*Exercise instructions*.
Work through the lines below and count those holding "title"; reply with the number only.

─── Dataset extract

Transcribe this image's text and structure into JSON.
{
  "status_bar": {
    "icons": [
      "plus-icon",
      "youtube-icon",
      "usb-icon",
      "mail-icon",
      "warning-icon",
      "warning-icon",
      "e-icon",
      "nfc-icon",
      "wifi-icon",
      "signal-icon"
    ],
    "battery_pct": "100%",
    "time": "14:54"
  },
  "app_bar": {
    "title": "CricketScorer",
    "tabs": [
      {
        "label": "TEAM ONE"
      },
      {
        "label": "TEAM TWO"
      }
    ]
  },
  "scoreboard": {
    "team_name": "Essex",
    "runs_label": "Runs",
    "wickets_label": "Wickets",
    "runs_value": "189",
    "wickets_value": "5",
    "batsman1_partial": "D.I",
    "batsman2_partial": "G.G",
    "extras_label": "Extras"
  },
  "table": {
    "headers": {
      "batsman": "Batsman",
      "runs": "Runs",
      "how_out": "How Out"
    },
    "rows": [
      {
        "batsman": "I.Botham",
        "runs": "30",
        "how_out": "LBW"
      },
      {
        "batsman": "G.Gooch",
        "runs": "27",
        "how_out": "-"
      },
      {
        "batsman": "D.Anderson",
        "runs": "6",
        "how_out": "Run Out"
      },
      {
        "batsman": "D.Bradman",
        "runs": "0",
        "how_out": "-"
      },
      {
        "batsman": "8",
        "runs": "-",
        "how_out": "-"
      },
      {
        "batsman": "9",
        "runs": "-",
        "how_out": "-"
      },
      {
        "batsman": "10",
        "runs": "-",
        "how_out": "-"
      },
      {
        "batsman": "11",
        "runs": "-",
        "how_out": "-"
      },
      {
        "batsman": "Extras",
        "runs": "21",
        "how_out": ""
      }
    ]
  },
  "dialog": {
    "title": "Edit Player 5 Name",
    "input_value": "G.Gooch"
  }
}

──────

*Result below*.
2